** What you should do **
A single number is required: the count of lines in the entries below that include the word "label".

━━━ Records for the exercise ━━━

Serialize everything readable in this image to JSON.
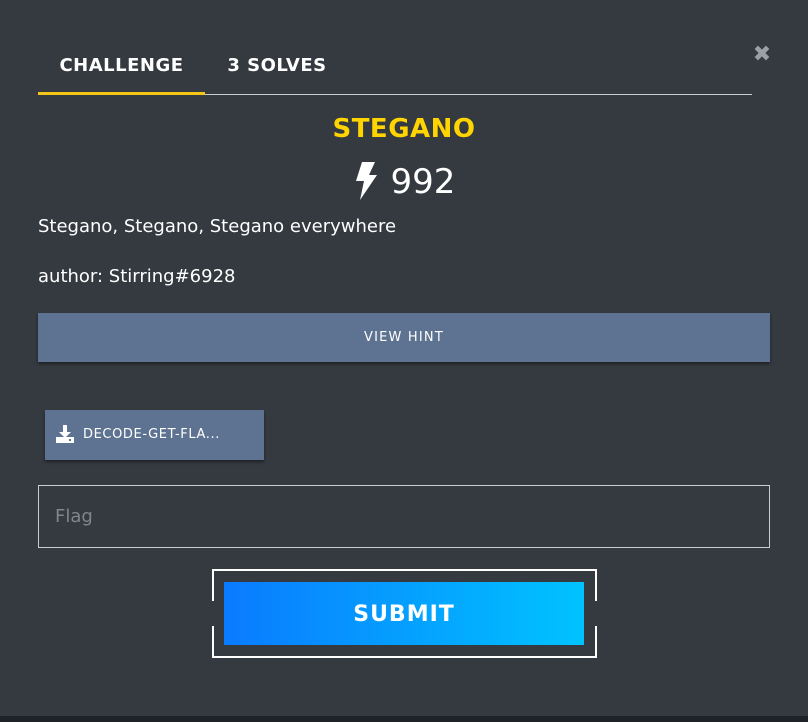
{
  "tabs": [
    {
      "label": "CHALLENGE",
      "active": true
    },
    {
      "label": "3 SOLVES",
      "active": false
    }
  ],
  "close_icon": "close-icon",
  "challenge": {
    "name": "STEGANO",
    "points": "992",
    "points_icon": "lightning-bolt-icon",
    "description": [
      "Stegano, Stegano, Stegano everywhere",
      "author: Stirring#6928"
    ]
  },
  "hint_button": {
    "label": "VIEW HINT"
  },
  "file_button": {
    "label": "DECODE-GET-FLA...",
    "icon": "download-icon"
  },
  "flag_input": {
    "placeholder": "Flag",
    "value": ""
  },
  "submit_button": {
    "label": "SUBMIT"
  },
  "colors": {
    "background": "#343a40",
    "title_accent": "#ffd400",
    "active_tab_underline": "#f5c518",
    "secondary_button": "#5e7391",
    "submit_gradient_start": "#0a7bff",
    "submit_gradient_end": "#00c3ff"
  }
}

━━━

** Written response **
5